“You can’t have your privacy violated if you don’t know your privacy is violated”

You can't have your privacy violated if you don't know your privacy is violated

House Intelligence Committee Chairman Mike Rogers suggested during a hearing at the US National Security Agency (NSA) on Tuesday that it’s impossible to have your privacy violated if you don’t know that your privacy is being violated.

The Republican Congressman was interrogating American University College of Law professor Stephen Vladeck over his concerns about NSA surveillance programs.

Rogers put his argument this way:

Maybe the fact that we haven’t had any complaints come forward with any specificity arguing that their privacy has been violated clearly indicates - in 10 years - clearly indicates that something must be doing right.

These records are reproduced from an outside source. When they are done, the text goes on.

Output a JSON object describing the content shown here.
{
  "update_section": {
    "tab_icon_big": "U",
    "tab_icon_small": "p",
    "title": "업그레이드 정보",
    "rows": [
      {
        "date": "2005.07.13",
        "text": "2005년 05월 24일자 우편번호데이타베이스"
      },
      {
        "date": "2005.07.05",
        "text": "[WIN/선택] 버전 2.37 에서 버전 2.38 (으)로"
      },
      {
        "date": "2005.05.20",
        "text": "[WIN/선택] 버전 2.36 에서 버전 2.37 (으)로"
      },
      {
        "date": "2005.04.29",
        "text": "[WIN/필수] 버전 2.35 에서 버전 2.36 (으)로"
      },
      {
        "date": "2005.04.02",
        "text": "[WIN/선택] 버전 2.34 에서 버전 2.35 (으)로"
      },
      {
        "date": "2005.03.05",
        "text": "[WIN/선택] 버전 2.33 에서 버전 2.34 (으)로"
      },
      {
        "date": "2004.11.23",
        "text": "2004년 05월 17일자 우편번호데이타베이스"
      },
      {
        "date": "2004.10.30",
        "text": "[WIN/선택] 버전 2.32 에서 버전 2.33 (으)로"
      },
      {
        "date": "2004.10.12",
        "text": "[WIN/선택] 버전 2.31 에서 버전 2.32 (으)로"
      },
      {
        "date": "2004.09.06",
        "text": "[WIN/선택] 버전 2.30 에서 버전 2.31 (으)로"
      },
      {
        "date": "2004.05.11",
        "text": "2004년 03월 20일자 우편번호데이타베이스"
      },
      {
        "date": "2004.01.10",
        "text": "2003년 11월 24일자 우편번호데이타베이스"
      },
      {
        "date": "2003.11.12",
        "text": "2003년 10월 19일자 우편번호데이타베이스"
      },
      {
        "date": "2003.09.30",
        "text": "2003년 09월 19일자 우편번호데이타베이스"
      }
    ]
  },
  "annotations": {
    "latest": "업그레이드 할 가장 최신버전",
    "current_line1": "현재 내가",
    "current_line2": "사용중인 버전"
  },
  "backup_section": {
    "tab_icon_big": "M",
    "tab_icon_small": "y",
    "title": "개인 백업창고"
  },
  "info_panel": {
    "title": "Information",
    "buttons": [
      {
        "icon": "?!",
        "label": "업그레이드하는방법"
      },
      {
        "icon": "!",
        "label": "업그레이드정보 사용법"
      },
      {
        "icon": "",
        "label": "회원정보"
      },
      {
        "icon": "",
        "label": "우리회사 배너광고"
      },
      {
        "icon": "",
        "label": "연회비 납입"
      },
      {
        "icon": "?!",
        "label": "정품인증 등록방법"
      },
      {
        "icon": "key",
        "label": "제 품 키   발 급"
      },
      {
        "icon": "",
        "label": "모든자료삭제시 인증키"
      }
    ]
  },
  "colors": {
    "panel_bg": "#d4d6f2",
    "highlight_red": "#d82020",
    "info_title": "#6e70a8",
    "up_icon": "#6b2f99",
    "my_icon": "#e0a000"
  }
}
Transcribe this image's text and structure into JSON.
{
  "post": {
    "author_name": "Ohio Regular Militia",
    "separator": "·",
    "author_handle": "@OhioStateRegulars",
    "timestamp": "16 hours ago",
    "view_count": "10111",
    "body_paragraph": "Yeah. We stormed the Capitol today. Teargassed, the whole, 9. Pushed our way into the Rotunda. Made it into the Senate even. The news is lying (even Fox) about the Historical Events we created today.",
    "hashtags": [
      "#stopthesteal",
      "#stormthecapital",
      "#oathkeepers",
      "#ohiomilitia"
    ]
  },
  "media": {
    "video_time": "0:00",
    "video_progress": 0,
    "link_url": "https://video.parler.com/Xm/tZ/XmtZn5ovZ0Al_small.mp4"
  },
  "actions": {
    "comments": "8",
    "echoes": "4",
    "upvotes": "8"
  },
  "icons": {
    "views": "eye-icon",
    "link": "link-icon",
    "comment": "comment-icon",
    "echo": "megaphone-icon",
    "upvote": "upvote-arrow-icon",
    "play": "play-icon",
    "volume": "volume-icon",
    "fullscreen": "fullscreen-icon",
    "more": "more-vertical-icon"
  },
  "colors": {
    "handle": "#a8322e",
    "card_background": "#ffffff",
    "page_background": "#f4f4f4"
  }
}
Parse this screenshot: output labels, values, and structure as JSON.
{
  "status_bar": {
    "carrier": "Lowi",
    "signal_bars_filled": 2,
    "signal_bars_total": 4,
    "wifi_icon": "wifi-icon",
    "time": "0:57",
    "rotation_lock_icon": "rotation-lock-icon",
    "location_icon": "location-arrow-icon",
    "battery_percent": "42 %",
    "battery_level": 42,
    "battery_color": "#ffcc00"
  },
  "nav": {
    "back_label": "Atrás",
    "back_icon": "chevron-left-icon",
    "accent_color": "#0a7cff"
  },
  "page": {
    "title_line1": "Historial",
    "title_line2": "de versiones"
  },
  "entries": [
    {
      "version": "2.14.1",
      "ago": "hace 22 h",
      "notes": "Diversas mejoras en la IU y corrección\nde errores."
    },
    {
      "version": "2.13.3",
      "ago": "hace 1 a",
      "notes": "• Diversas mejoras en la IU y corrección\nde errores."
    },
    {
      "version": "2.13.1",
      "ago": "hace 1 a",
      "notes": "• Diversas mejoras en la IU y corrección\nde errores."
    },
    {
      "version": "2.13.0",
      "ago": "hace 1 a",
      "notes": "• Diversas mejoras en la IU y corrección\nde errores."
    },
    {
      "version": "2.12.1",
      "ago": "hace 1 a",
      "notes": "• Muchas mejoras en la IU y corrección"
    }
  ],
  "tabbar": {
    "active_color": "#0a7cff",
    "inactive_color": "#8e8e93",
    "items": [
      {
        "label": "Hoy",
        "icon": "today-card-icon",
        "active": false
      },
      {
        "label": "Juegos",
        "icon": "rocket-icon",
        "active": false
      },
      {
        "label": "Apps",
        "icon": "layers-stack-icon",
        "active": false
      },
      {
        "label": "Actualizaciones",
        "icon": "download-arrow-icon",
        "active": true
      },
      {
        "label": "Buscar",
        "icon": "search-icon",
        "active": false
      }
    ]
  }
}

Somebody must be doing something exactly right.

Vladeck replied with this question:

But who would be complaining?

Which is when Rogers laid out his “if I peek into the windows at the sorority house and they don’t find out, the police can’t arrest me, right?” rationale. (Hat tip to Mediaite.com commenter Tenth Justice.)
To wit:

Somebody whose privacy was violated. You can’t have your privacy violated if you don’t know your privacy is violated, right?

So does the logic here apply elsewhere then? What about, say, hijacking webcams?

If your victim isn’t aware that they’ve been leered at and photographed/videotaped while undressing, and you haven’t gotten around to sextorting them yet, no crime was committed, right?

Furthermore, I would ask, if a tree falls in the forest and nobody hears it, a) has it made a sound, and b) does the NSA have their people on it to pick up on advances in coniferous intelligence operations?

Video courtesy of Breaking News 24×7.

Image of listening ear courtesy of Shutterstock.